**PROBLEM DESCRIPTION:**
Gather each line of the records where "title" appears.

**INFORMATION GIVEN:**
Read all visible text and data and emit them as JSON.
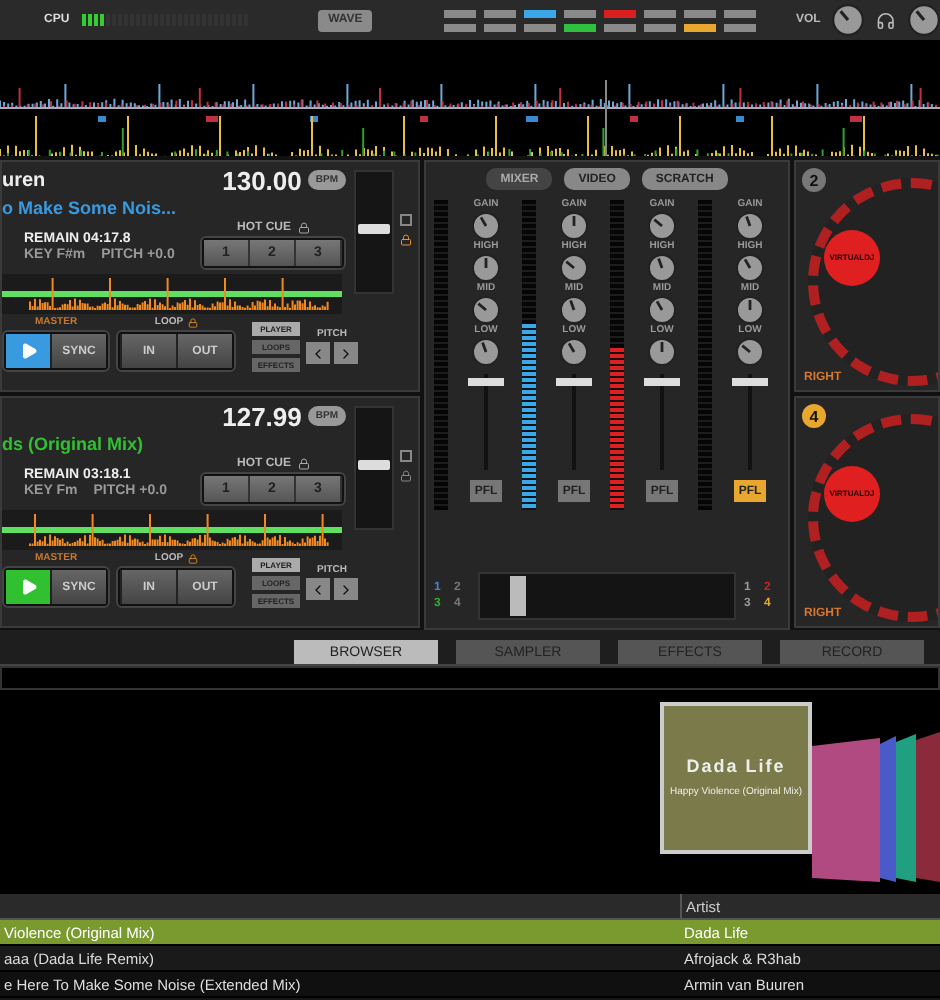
{
  "top_bar": {
    "cpu_label": "CPU",
    "cpu_meter": {
      "level": 0.14
    },
    "wave_button": "WAVE",
    "deck_selectors": [
      {
        "color": "#8a8a8a"
      },
      {
        "color": "#8a8a8a"
      },
      {
        "color": "#3aa8e8"
      },
      {
        "color": "#8a8a8a"
      },
      {
        "color": "#d82020"
      },
      {
        "color": "#8a8a8a"
      },
      {
        "color": "#8a8a8a"
      },
      {
        "color": "#8a8a8a"
      },
      {
        "color": "#8a8a8a"
      },
      {
        "color": "#8a8a8a"
      },
      {
        "color": "#8a8a8a"
      },
      {
        "color": "#30c040"
      },
      {
        "color": "#8a8a8a"
      },
      {
        "color": "#8a8a8a"
      },
      {
        "color": "#e8a830"
      },
      {
        "color": "#8a8a8a"
      }
    ],
    "vol_label": "VOL"
  },
  "decks": [
    {
      "artist": "uren",
      "title": "o Make Some Nois...",
      "color": "#3a9ae0",
      "bpm": "130.00",
      "bpm_unit": "BPM",
      "hot_cue_label": "HOT CUE",
      "hot_cues": [
        "1",
        "2",
        "3"
      ],
      "remain": "REMAIN 04:17.8",
      "key": "KEY F#m",
      "pitch": "PITCH +0.0",
      "master_label": "MASTER",
      "sync": "SYNC",
      "loop_label": "LOOP",
      "loop_buttons": [
        "IN",
        "OUT"
      ],
      "panels": [
        {
          "label": "PLAYER",
          "selected": true
        },
        {
          "label": "LOOPS",
          "selected": false
        },
        {
          "label": "EFFECTS",
          "selected": false
        }
      ],
      "pitch_label": "PITCH",
      "pitch_slider": {
        "level": 0.55
      }
    },
    {
      "title": "ds (Original Mix)",
      "color": "#30c030",
      "bpm": "127.99",
      "bpm_unit": "BPM",
      "hot_cue_label": "HOT CUE",
      "hot_cues": [
        "1",
        "2",
        "3"
      ],
      "remain": "REMAIN 03:18.1",
      "key": "KEY Fm",
      "pitch": "PITCH +0.0",
      "master_label": "MASTER",
      "sync": "SYNC",
      "loop_label": "LOOP",
      "loop_buttons": [
        "IN",
        "OUT"
      ],
      "panels": [
        {
          "label": "PLAYER",
          "selected": true
        },
        {
          "label": "LOOPS",
          "selected": false
        },
        {
          "label": "EFFECTS",
          "selected": false
        }
      ],
      "pitch_label": "PITCH",
      "pitch_slider": {
        "level": 0.55
      }
    }
  ],
  "mixer": {
    "tabs": [
      {
        "label": "MIXER",
        "selected": true
      },
      {
        "label": "VIDEO",
        "selected": false
      },
      {
        "label": "SCRATCH",
        "selected": false
      }
    ],
    "channels": [
      {
        "knob_labels": [
          "GAIN",
          "HIGH",
          "MID",
          "LOW"
        ],
        "pfl": {
          "label": "PFL",
          "on": false
        },
        "fader": {
          "level": 0.95
        }
      },
      {
        "knob_labels": [
          "GAIN",
          "HIGH",
          "MID",
          "LOW"
        ],
        "vu": {
          "level": 0.6
        },
        "color": "#3aa8e8",
        "pfl": {
          "label": "PFL",
          "on": false
        },
        "fader": {
          "level": 0.95
        }
      },
      {
        "knob_labels": [
          "GAIN",
          "HIGH",
          "MID",
          "LOW"
        ],
        "vu": {
          "level": 0.52
        },
        "color": "#e02020",
        "pfl": {
          "label": "PFL",
          "on": false
        },
        "fader": {
          "level": 0.95
        }
      },
      {
        "knob_labels": [
          "GAIN",
          "HIGH",
          "MID",
          "LOW"
        ],
        "pfl": {
          "label": "PFL",
          "on": true
        },
        "fader": {
          "level": 0.95
        }
      }
    ],
    "assign_left": [
      {
        "label": "1",
        "color": "#3a8ad0"
      },
      {
        "label": "2",
        "color": "#777777"
      },
      {
        "label": "3",
        "color": "#30b030"
      },
      {
        "label": "4",
        "color": "#777777"
      }
    ],
    "crossfader": {
      "level": 0.12
    },
    "assign_right": [
      {
        "label": "1",
        "color": "#999999"
      },
      {
        "label": "2",
        "color": "#d02020"
      },
      {
        "label": "3",
        "color": "#999999"
      },
      {
        "label": "4",
        "color": "#e8a830"
      }
    ]
  },
  "turntables": [
    {
      "number": "2",
      "color": "#777777",
      "logo": "VIRTUALDJ",
      "side": "RIGHT"
    },
    {
      "number": "4",
      "color": "#e8a830",
      "logo": "VIRTUALDJ",
      "side": "RIGHT"
    }
  ],
  "browser": {
    "tabs": [
      {
        "label": "BROWSER",
        "selected": true
      },
      {
        "label": "SAMPLER",
        "selected": false
      },
      {
        "label": "EFFECTS",
        "selected": false
      },
      {
        "label": "RECORD",
        "selected": false
      }
    ],
    "cover": {
      "artist": "Dada Life",
      "title": "Happy Violence (Original Mix)"
    },
    "other_covers": [
      {
        "color": "#b04a80"
      },
      {
        "color": "#4a5ac8"
      },
      {
        "color": "#20a080"
      },
      {
        "color": "#8a2a3a"
      }
    ],
    "table": {
      "artist_heading": "Artist",
      "rows": [
        {
          "title": "Violence (Original Mix)",
          "artist": "Dada Life",
          "selected": true
        },
        {
          "title": "aaa (Dada Life Remix)",
          "artist": "Afrojack & R3hab",
          "selected": false
        },
        {
          "title": "e Here To Make Some Noise (Extended Mix)",
          "artist": "Armin van Buuren",
          "selected": false
        }
      ]
    }
  }
}
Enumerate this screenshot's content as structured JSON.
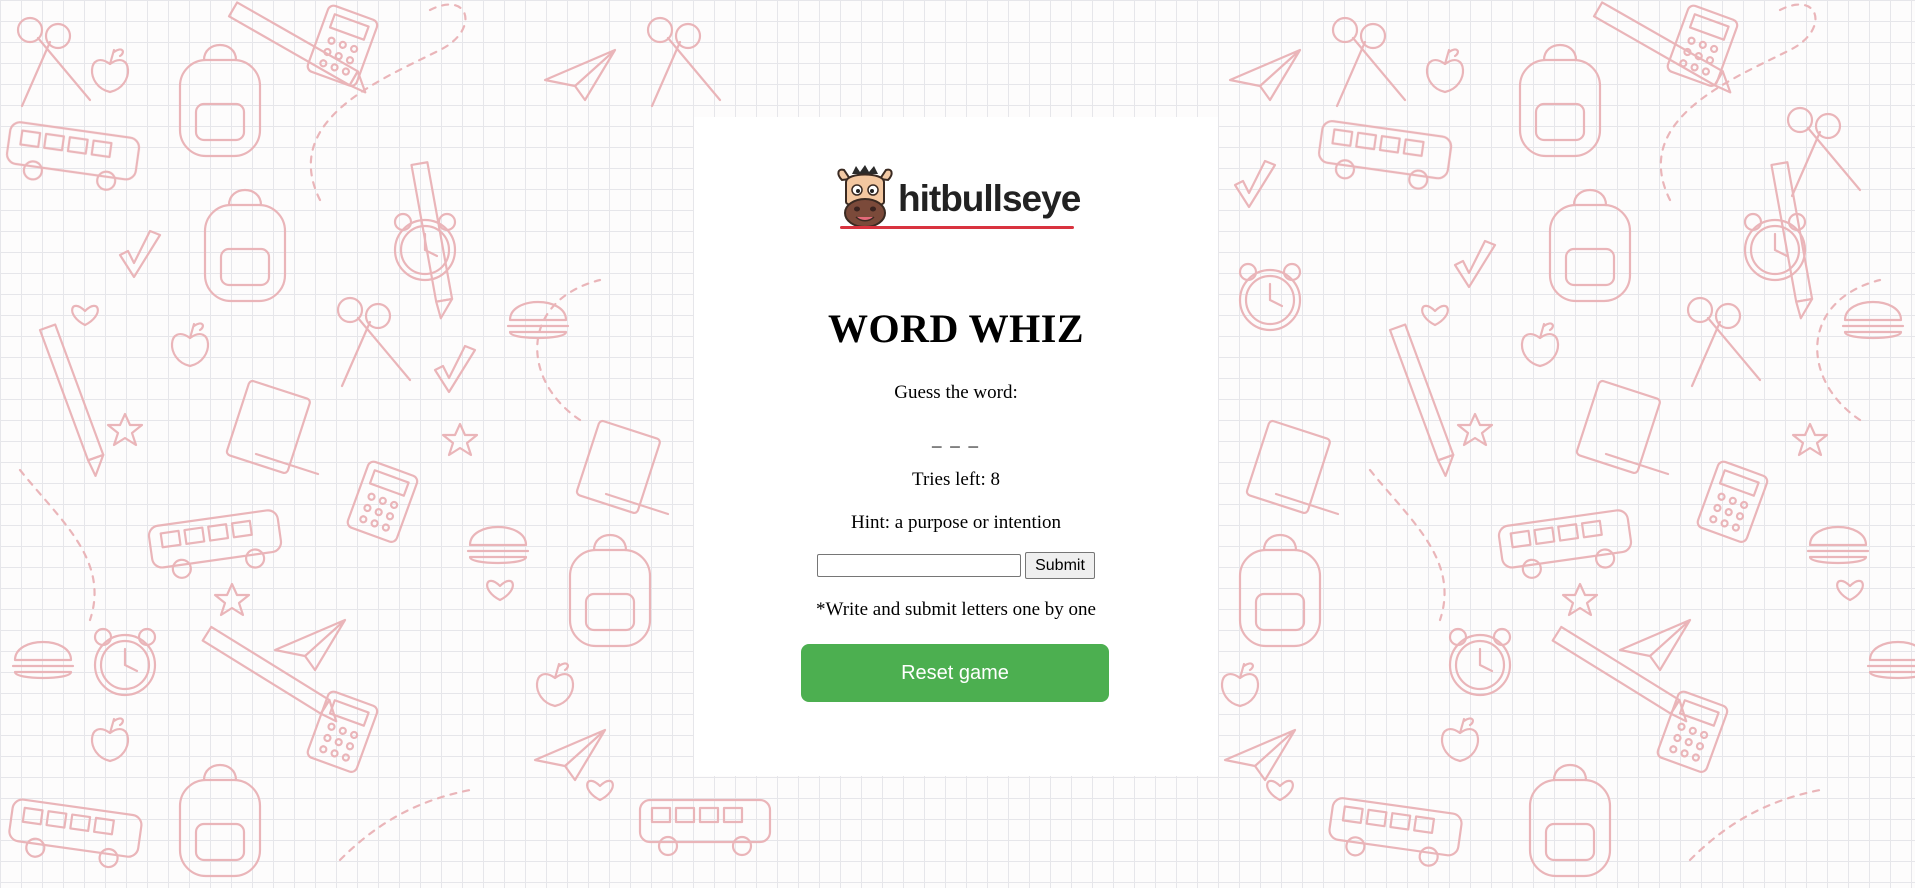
{
  "brand": {
    "name": "hitbullseye",
    "accent_color": "#d9333f"
  },
  "game": {
    "title": "WORD WHIZ",
    "prompt": "Guess the word:",
    "blanks": "_ _ _",
    "tries_left": "Tries left: 8",
    "hint": "Hint: a purpose or intention",
    "input_value": "",
    "submit_label": "Submit",
    "instruction": "*Write and submit letters one by one",
    "reset_label": "Reset game",
    "reset_color": "#4caf50"
  },
  "background": {
    "doodle_color": "#e9b2b6",
    "grid_color": "#e6e6ea"
  }
}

**REPLY TO THE TASK:**
      "title": "o Make Some Nois...",
      "title": "ds (Original Mix)",
      "title": "Happy Violence (Original Mix)"
          "title": "Violence (Original Mix)",
          "title": "aaa (Dada Life Remix)",
          "title": "e Here To Make Some Noise (Extended Mix)",
    "title": "WORD WHIZ",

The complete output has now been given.